The year is 2044 and time travel has yet to be invented, however, 30 years later it’s all the rage with futuristic mobs but outlawed in what appears to be a post apocalyptic world. The mobs use time travel to send back deadbeats who are then murdered in variously random locations such as corn fields by Loopers who are essentially guns for hire. The operation is run by Abe (Jeff Daniels) who was sent from the future to manage the operation. There is one catch to being a Looper though. Besides being a druggy and murdering scumbag, you eventually have to kill your future self, which marks your retirement and 30-year death clock.
Enter Young Joe (JGL) who makes a living as a Looper shooting bound and masked men from the future using a blunderbuss – 17th century technology in a 21st century world, odd. Unfortunately for Joe, his future self happens to be Bruce Willis who everyone knows is pretty much impossible to kill. Levitt and Willis are great actors, but no matter how many alternate universes you visit I can’t imagine a scenario in which Levitt grows old and becomes Willis — despite Levitt’s indescribably awful make up job, which is by far the most distracting part of the film.
Willis is on a mission, which he always is, and won’t let 120-pound Levitt stand in his way, despite his best efforts. In the future a villain named the Rainmaker is essentially destroying everything, to include all that Old Joe loves. So, with a mysterious code in hand, Old Joe sets off to kill the Rainmaker who in 2044 is roughly 10 years old — all the while Young Joe and his band of misfit Loopers are trying to kill Old Joe, each for different reasons. The Loopers by the way are also trying to kill Young Joe, whatever it takes to close the Loop.

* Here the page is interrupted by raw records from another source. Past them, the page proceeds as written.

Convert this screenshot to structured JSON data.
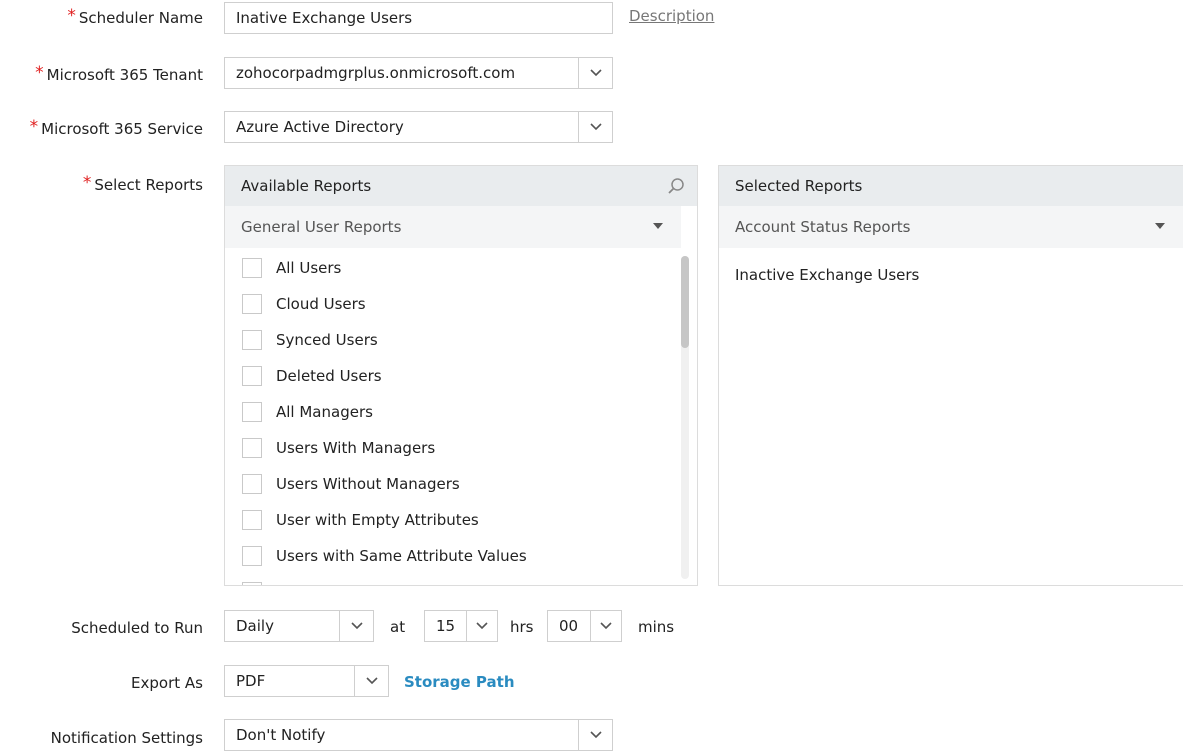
{
  "form": {
    "scheduler_name": {
      "label": "Scheduler Name",
      "value": "Inative Exchange Users",
      "link": "Description"
    },
    "tenant": {
      "label": "Microsoft 365 Tenant",
      "value": "zohocorpadmgrplus.onmicrosoft.com"
    },
    "service": {
      "label": "Microsoft 365 Service",
      "value": "Azure Active Directory"
    },
    "reports": {
      "label": "Select Reports",
      "available": {
        "title": "Available Reports",
        "category": "General User Reports",
        "items": [
          "All Users",
          "Cloud Users",
          "Synced Users",
          "Deleted Users",
          "All Managers",
          "Users With Managers",
          "Users Without Managers",
          "User with Empty Attributes",
          "Users with Same Attribute Values"
        ]
      },
      "selected": {
        "title": "Selected Reports",
        "category": "Account Status Reports",
        "items": [
          "Inactive Exchange Users"
        ]
      }
    },
    "schedule": {
      "label": "Scheduled to Run",
      "frequency": "Daily",
      "at": "at",
      "hours": "15",
      "hrs": "hrs",
      "minutes": "00",
      "mins": "mins"
    },
    "export": {
      "label": "Export As",
      "value": "PDF",
      "link": "Storage Path"
    },
    "notification": {
      "label": "Notification Settings",
      "value": "Don't Notify"
    }
  },
  "colors": {
    "required": "#e02020",
    "link": "#2a8bc0",
    "panel_header": "#e9ecee"
  },
  "icons": {
    "dropdown": "chevron-down-icon",
    "search": "search-icon",
    "category": "caret-down-icon"
  }
}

If you’re confused now, again wait until you see Levitt’s makeup. Willis, probably using his detective skills from his “Die Hard” days, finally figures out the location of the younger Rainmaker. However, Young Joe happens upon the boy and his mother, Sara (the gorgeous Emily Blunt) before older Joe and vows to help protect them even though he knows what the boy will become – or will he. If I go any further I’ll give away too much, although sadly I figured out the movie’s climax about 15 minutes too early.
“Looper” relies on an interesting idea, and something that has captivated the masses ever since Albert Einstein’s Theory of Relativity made the idea a possibility — time travel. This film has good acting and is very much action packed, but a film with as many holes as a blunderbuss-ridden futuristic corpse leaves me wanting much more. Unfortunately, Johnson’s film fails to deliver.
“Looper” is rated R for strong violence, language, some sexuality/nudity and drug content.